By Fr. Roy Cimagala

ON the Feast of the Chair of St. Peter, the Apostle, which is celebrated on February 22, we are reminded of these very intriguing words Christ addressed to Peter after Peter rightly identified Christ as “the son of the living God”—”I will give you the keys to the Kingdom of heaven. Whatever you bind on earth shall be bound in heaven; and whatever you loose on earth shall be loosed in heaven.” (cfr. Mt 16,13-19)

It’s intriguing because the keys or the power given to Peter are definitely way beyond what Peter, given the way he was, could handle properly, let alone deserve. He denied Christ three times before he repented, he was scolded by Christ for not understanding the mysterious designs of God in spite of his closeness to Christ, etc.

And yet, such tremendous power was given to him that what he would bind on earth would also be bound in heaven, what he would loose on earth would also be loosed in heaven. This episode definitely tells us that the ways of God are beyond whatever human merit we may have. In this particular case of St. Peter, Christ told him after he identified Christ rightly that he was blessed because “flesh and blood has not revealed this to you, but my heavenly Father.”

We have to learn to live with this condition in our life. The will and ways of God will always have the last say irrespective of whether we deserve them or not, or whether we are capable of following them or not. Again in this regard, we are reminded of the mysterious supernatural ways God works among us, ways that can defy our human ways and understanding, not in the sense that God’s ways contradict ours, but rather in the sense that they go beyond our ways.

We should just be humble enough to accept and to live along this fact of life that will always involve supernatural realities. We are not expected to understand everything. What we are expected is to obey with the obedience of faith, hope and charity as shown to us by Christ himself, who obeyed till death in obedience to the will the Father.
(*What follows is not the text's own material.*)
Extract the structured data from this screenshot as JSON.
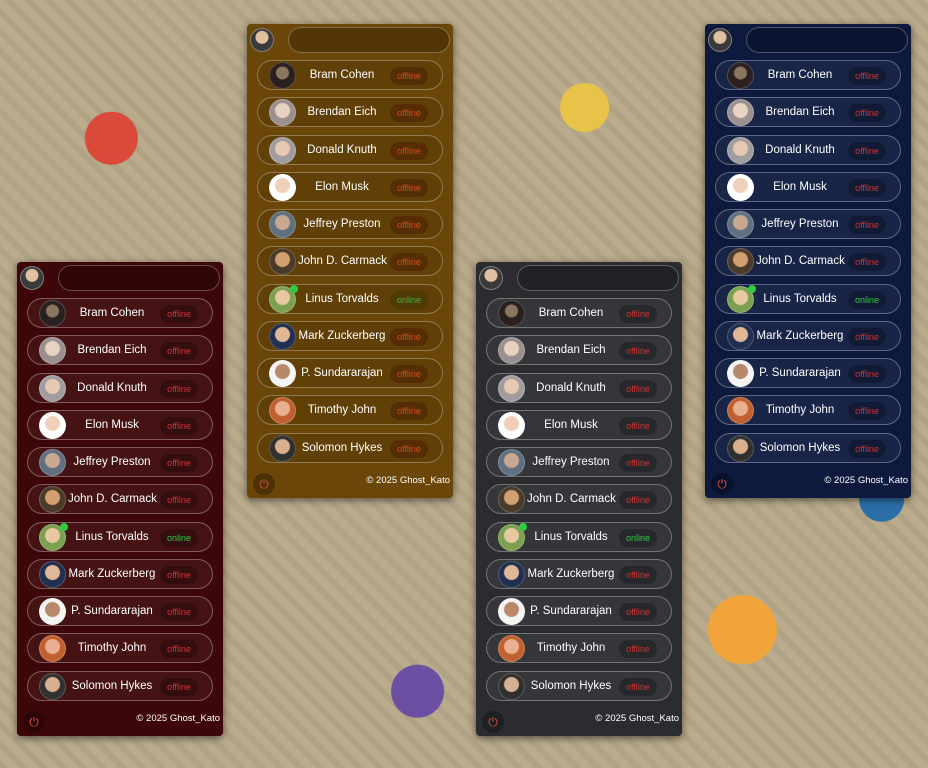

“The Son can do nothing by himself. He does only what he sees the Father doing. Whatever the Father does, the Son also does.” (Jn 5,19) These words of Christ should constitute as the attitude we ought to have toward everything that happens in our life. Only with this attitude can we get a good idea of why the supernatural designs of God can be carried out by us, given our limitations, not to mention, our mistakes and sins.

The keys to heaven that were given to Peter can be referred to now as the Magisterium of the Church which is the official teaching office of the Church that includes the Pope and the bishops in union with him. Its task is to interpret Scripture and making judgments on “tradition” within the Church, making official statements as to the authenticity of such traditions.
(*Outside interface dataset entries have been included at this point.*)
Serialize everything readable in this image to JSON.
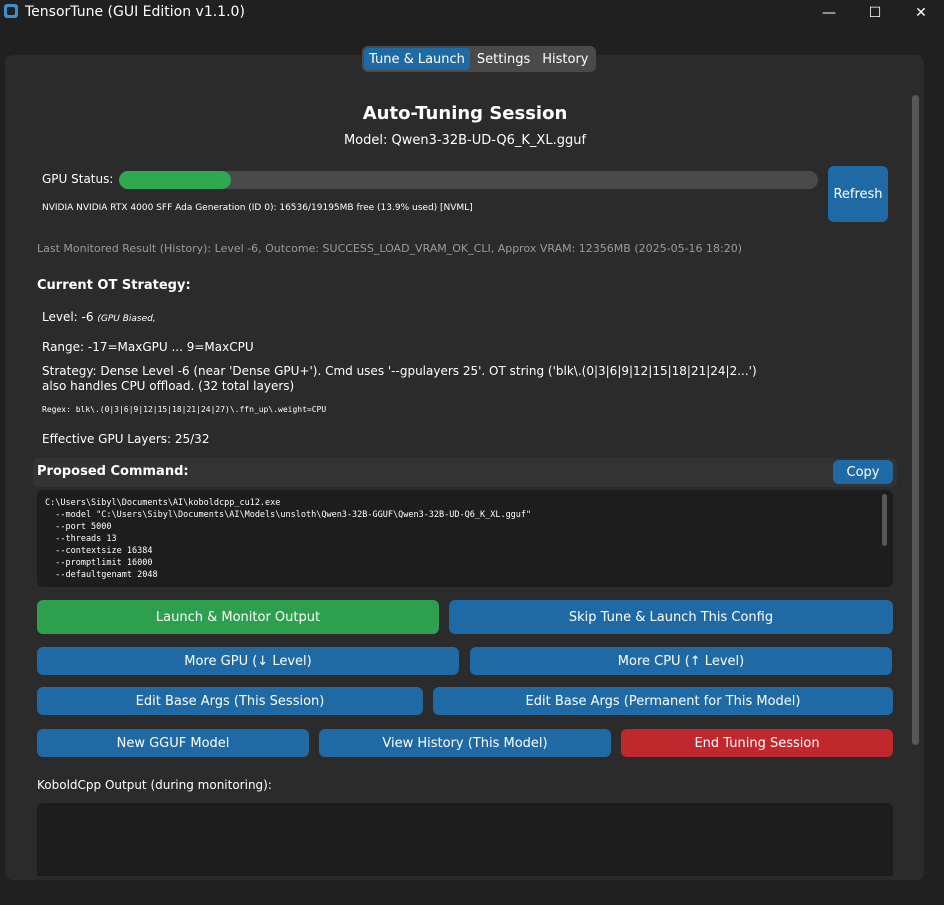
{
  "window": {
    "title": "TensorTune (GUI Edition v1.1.0)",
    "controls": {
      "minimize": "—",
      "maximize": "☐",
      "close": "✕"
    }
  },
  "tabs": [
    {
      "label": "Tune & Launch",
      "active": true
    },
    {
      "label": "Settings",
      "active": false
    },
    {
      "label": "History",
      "active": false
    }
  ],
  "session": {
    "title": "Auto-Tuning Session",
    "model": "Model: Qwen3-32B-UD-Q6_K_XL.gguf"
  },
  "gpu": {
    "label": "GPU Status:",
    "usage_fraction": 0.139,
    "detail": "NVIDIA NVIDIA RTX 4000 SFF Ada Generation (ID 0): 16536/19195MB free (13.9% used) [NVML]",
    "refresh_label": "Refresh"
  },
  "last_result": "Last Monitored Result (History): Level -6, Outcome: SUCCESS_LOAD_VRAM_OK_CLI, Approx VRAM: 12356MB (2025-05-16 18:20)",
  "strategy": {
    "title": "Current OT Strategy:",
    "level": "Level: -6",
    "level_note": "(GPU Biased,",
    "range": "Range: -17=MaxGPU ... 9=MaxCPU",
    "desc1": "Strategy: Dense Level -6 (near 'Dense GPU+'). Cmd uses '--gpulayers 25'. OT string ('blk\\.(0|3|6|9|12|15|18|21|24|2...')",
    "desc2": "also handles CPU offload. (32 total layers)",
    "regex": "Regex: blk\\.(0|3|6|9|12|15|18|21|24|27)\\.ffn_up\\.weight=CPU",
    "effective": "Effective GPU Layers: 25/32"
  },
  "command": {
    "title": "Proposed Command:",
    "copy_label": "Copy",
    "text": "C:\\Users\\Sibyl\\Documents\\AI\\koboldcpp_cu12.exe\n  --model \"C:\\Users\\Sibyl\\Documents\\AI\\Models\\unsloth\\Qwen3-32B-GGUF\\Qwen3-32B-UD-Q6_K_XL.gguf\"\n  --port 5000\n  --threads 13\n  --contextsize 16384\n  --promptlimit 16000\n  --defaultgenamt 2048"
  },
  "actions": {
    "launch_monitor": "Launch & Monitor Output",
    "skip_tune": "Skip Tune & Launch This Config",
    "more_gpu": "More GPU (↓ Level)",
    "more_cpu": "More CPU (↑ Level)",
    "edit_base_session": "Edit Base Args (This Session)",
    "edit_base_permanent": "Edit Base Args (Permanent for This Model)",
    "new_gguf": "New GGUF Model",
    "view_history": "View History (This Model)",
    "end_session": "End Tuning Session"
  },
  "output": {
    "label": "KoboldCpp Output (during monitoring):"
  },
  "colors": {
    "accent": "#1f6aa5",
    "success": "#2e9e4f",
    "danger": "#c1282d",
    "gpu_bar": "#2fa84f"
  }
}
This truth of faith about the Church and the Pope and the bishops behooves us to develop a great love for them, approximating the very love God has for the Church as shown and lived by Christ himself.
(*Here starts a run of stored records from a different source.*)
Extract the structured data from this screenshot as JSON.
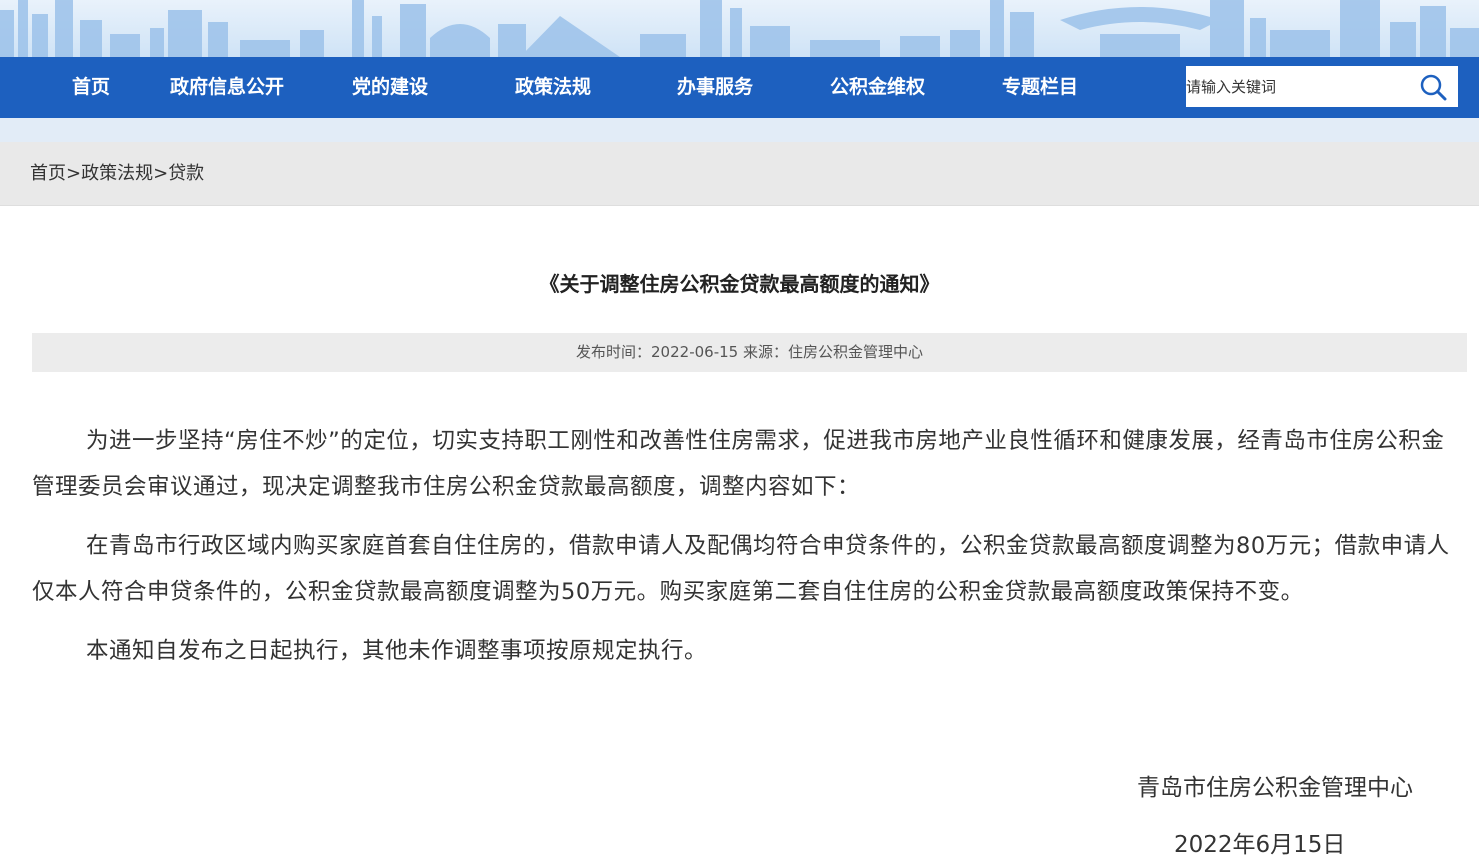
{
  "nav": {
    "items": [
      "首页",
      "政府信息公开",
      "党的建设",
      "政策法规",
      "办事服务",
      "公积金维权",
      "专题栏目"
    ],
    "search_placeholder": "请输入关键词",
    "search_icon": "magnifier-icon",
    "color": "#1d60bf"
  },
  "breadcrumb": {
    "home": "首页",
    "sep": ">",
    "section": "政策法规",
    "current": "贷款"
  },
  "article": {
    "title": "《关于调整住房公积金贷款最高额度的通知》",
    "meta": "发布时间：2022-06-15 来源：住房公积金管理中心",
    "paragraphs": [
      "为进一步坚持“房住不炒”的定位，切实支持职工刚性和改善性住房需求，促进我市房地产业良性循环和健康发展，经青岛市住房公积金管理委员会审议通过，现决定调整我市住房公积金贷款最高额度，调整内容如下：",
      "在青岛市行政区域内购买家庭首套自住住房的，借款申请人及配偶均符合申贷条件的，公积金贷款最高额度调整为80万元；借款申请人仅本人符合申贷条件的，公积金贷款最高额度调整为50万元。购买家庭第二套自住住房的公积金贷款最高额度政策保持不变。",
      "本通知自发布之日起执行，其他未作调整事项按原规定执行。"
    ],
    "signature": "青岛市住房公积金管理中心",
    "date": "2022年6月15日"
  }
}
This is a duty that we should not take for granted. Everyday we have to see to it that our love the Church, the Pope and bishops enjoys some growth.